> _WORK INSTRUCTION_: The lines to copy from the data below are those that hold the string "icon".

Start of Block

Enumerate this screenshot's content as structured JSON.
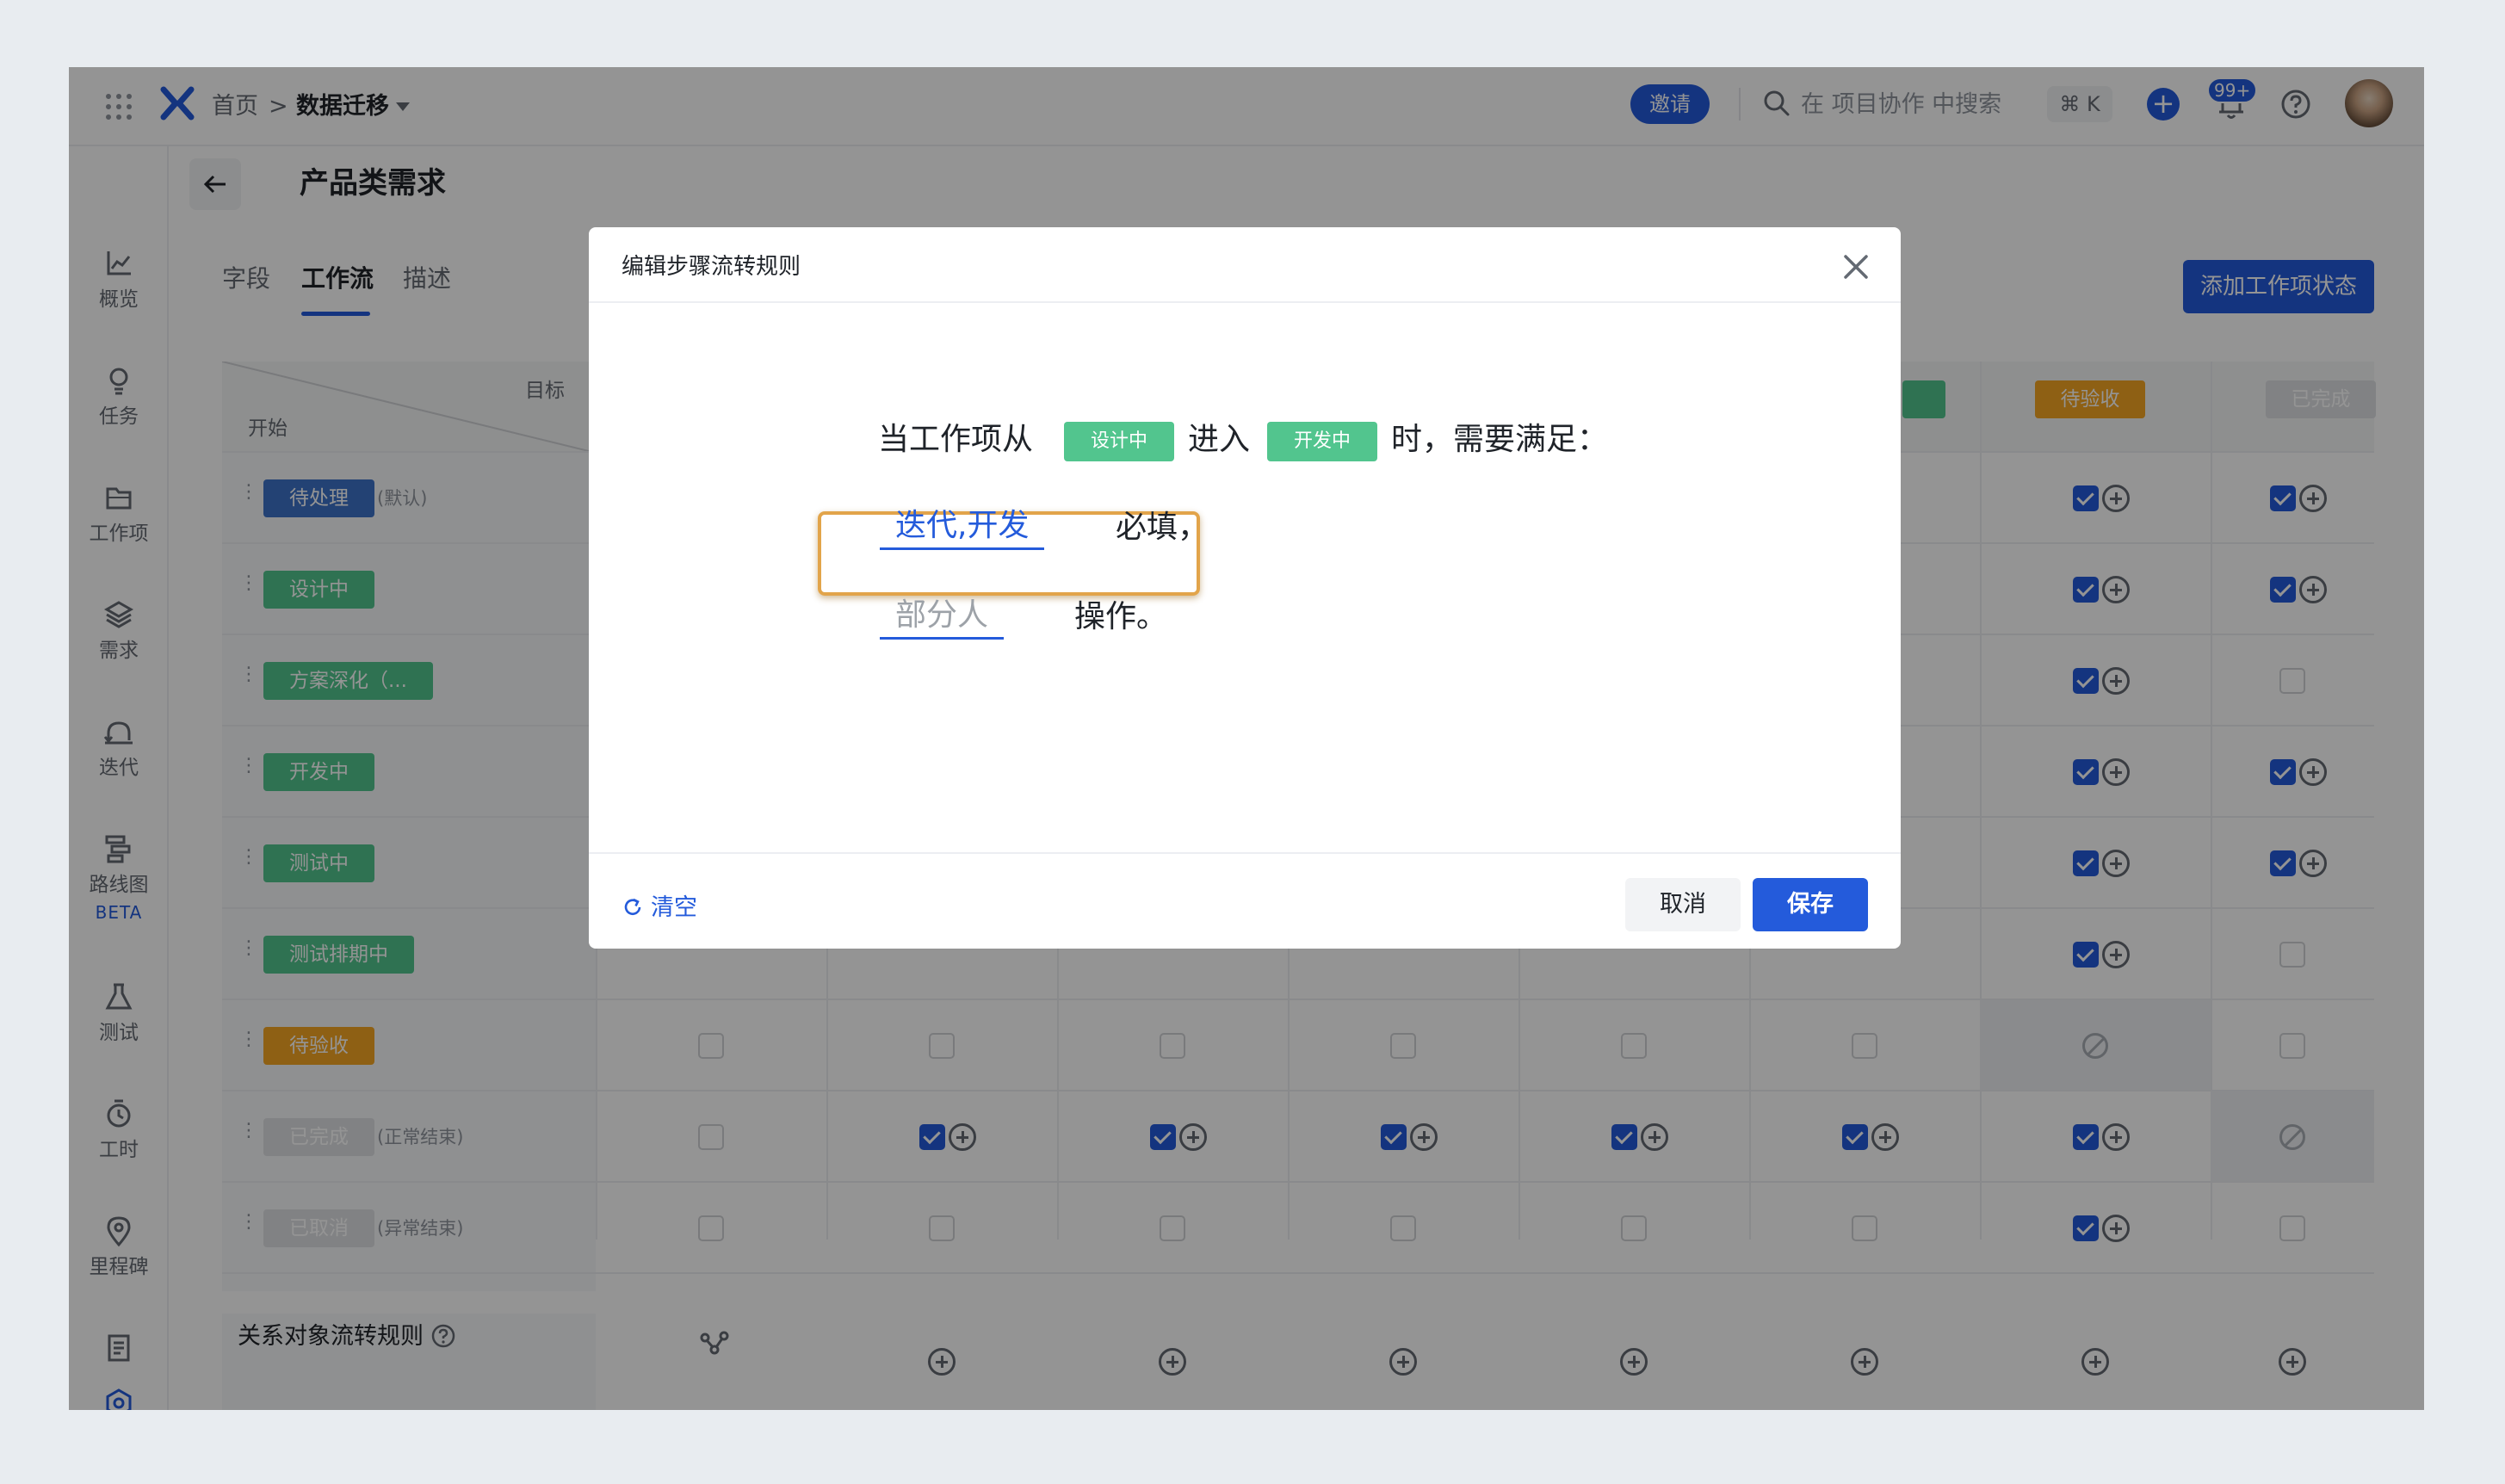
{
  "header": {
    "breadcrumb_home": "首页",
    "breadcrumb_sep": ">",
    "project": "数据迁移",
    "invite": "邀请",
    "search_placeholder": "在 项目协作 中搜索",
    "shortcut": "⌘ K",
    "notif_badge": "99+"
  },
  "sidebar": {
    "items": [
      {
        "label": "概览",
        "icon": "chart-line-icon"
      },
      {
        "label": "任务",
        "icon": "lightbulb-icon"
      },
      {
        "label": "工作项",
        "icon": "folder-icon"
      },
      {
        "label": "需求",
        "icon": "layers-icon"
      },
      {
        "label": "迭代",
        "icon": "cycle-icon"
      },
      {
        "label": "路线图",
        "icon": "roadmap-icon",
        "tag": "BETA"
      },
      {
        "label": "测试",
        "icon": "flask-icon"
      },
      {
        "label": "工时",
        "icon": "timer-icon"
      },
      {
        "label": "里程碑",
        "icon": "pin-icon"
      },
      {
        "label": "",
        "icon": "doc-icon"
      },
      {
        "label": "设置",
        "icon": "settings-icon",
        "active": true
      }
    ]
  },
  "page": {
    "title": "产品类需求",
    "tabs": [
      "字段",
      "工作流",
      "描述"
    ],
    "active_tab": "工作流",
    "add_state_button": "添加工作项状态"
  },
  "table": {
    "corner_target": "目标",
    "corner_start": "开始",
    "column_headers": [
      "待验收",
      "已完成"
    ],
    "rows": [
      {
        "state": "待处理",
        "note": "(默认)",
        "color": "#3d72c8"
      },
      {
        "state": "设计中",
        "note": "",
        "color": "#52c58e"
      },
      {
        "state": "方案深化（...",
        "note": "",
        "color": "#52c58e"
      },
      {
        "state": "开发中",
        "note": "",
        "color": "#52c58e"
      },
      {
        "state": "测试中",
        "note": "",
        "color": "#52c58e"
      },
      {
        "state": "测试排期中",
        "note": "",
        "color": "#52c58e"
      },
      {
        "state": "待验收",
        "note": "",
        "color": "#f5a623"
      },
      {
        "state": "已完成",
        "note": "(正常结束)",
        "color": "#dee0e3"
      },
      {
        "state": "已取消",
        "note": "(异常结束)",
        "color": "#dee0e3"
      }
    ],
    "relation_rule_label": "关系对象流转规则"
  },
  "modal": {
    "title": "编辑步骤流转规则",
    "sentence_prefix": "当工作项从",
    "from_state": "设计中",
    "enter_word": "进入",
    "to_state": "开发中",
    "sentence_suffix": "时，需要满足：",
    "required_fields": "迭代,开发",
    "required_suffix": "必填，",
    "operators": "部分人",
    "operators_suffix": "操作。",
    "reset": "清空",
    "cancel": "取消",
    "save": "保存"
  },
  "colors": {
    "primary": "#245bdb",
    "green": "#52c58e",
    "orange": "#f5a623",
    "highlight": "#e2a44a"
  }
}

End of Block

> _ANSWER_:
        "icon": "chart-line-icon"
        "icon": "lightbulb-icon"
        "icon": "folder-icon"
        "icon": "layers-icon"
        "icon": "cycle-icon"
        "icon": "roadmap-icon",
        "icon": "flask-icon"
        "icon": "timer-icon"
        "icon": "pin-icon"
        "icon": "doc-icon"
        "icon": "settings-icon",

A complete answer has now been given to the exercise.